Provided data
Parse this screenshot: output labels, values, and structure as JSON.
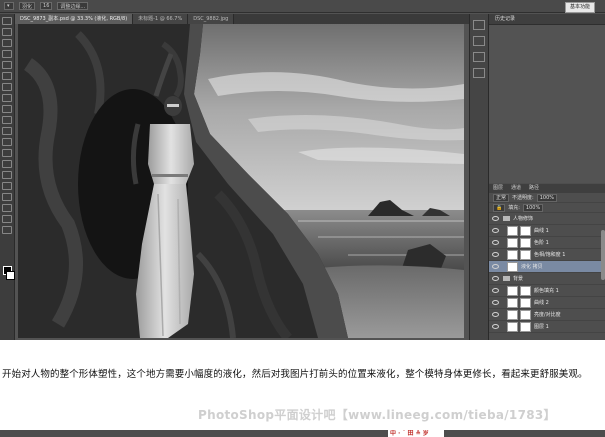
{
  "options_bar": {
    "items": [
      "▾",
      "羽化",
      "16",
      "调整边缘..."
    ],
    "workspace": "基本功能"
  },
  "document_tabs": [
    "DSC_9873_副本.psd @ 33.3% (液化, RGB/8)",
    "未标题-1 @ 66.7%",
    "DSC_9882.jpg"
  ],
  "panels": {
    "history_title": "历史记录",
    "layers_tabs": [
      "图层",
      "通道",
      "路径"
    ],
    "blend_mode": "正常",
    "opacity_label": "不透明度:",
    "opacity_value": "100%",
    "fill_label": "填充:",
    "fill_value": "100%",
    "layers": [
      {
        "name": "人物修饰",
        "kind": "group",
        "selected": false
      },
      {
        "name": "曲线 1",
        "kind": "adjust",
        "selected": false
      },
      {
        "name": "色阶 1",
        "kind": "adjust",
        "selected": false
      },
      {
        "name": "色相/饱和度 1",
        "kind": "adjust",
        "selected": false
      },
      {
        "name": "液化 拷贝",
        "kind": "layer",
        "selected": true
      },
      {
        "name": "背景",
        "kind": "group",
        "selected": false
      },
      {
        "name": "颜色填充 1",
        "kind": "adjust",
        "selected": false
      },
      {
        "name": "曲线 2",
        "kind": "adjust",
        "selected": false
      },
      {
        "name": "亮度/对比度",
        "kind": "adjust",
        "selected": false
      },
      {
        "name": "图层 1",
        "kind": "adjust",
        "selected": false
      }
    ]
  },
  "article": {
    "caption": "开始对人物的整个形体塑性，这个地方需要小幅度的液化，然后对我图片打前头的位置来液化，整个模特身体更修长，看起来更舒服美观。",
    "watermark": "PhotoShop平面设计吧【www.lineeg.com/tieba/1783】"
  },
  "bottom_bar": {
    "label": "中 ∙ ˙ 田 ≜ 岁"
  }
}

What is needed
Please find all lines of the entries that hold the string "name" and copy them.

The answer
        "name": "人物修饰",
        "name": "曲线 1",
        "name": "色阶 1",
        "name": "色相/饱和度 1",
        "name": "液化 拷贝",
        "name": "背景",
        "name": "颜色填充 1",
        "name": "曲线 2",
        "name": "亮度/对比度",
        "name": "图层 1",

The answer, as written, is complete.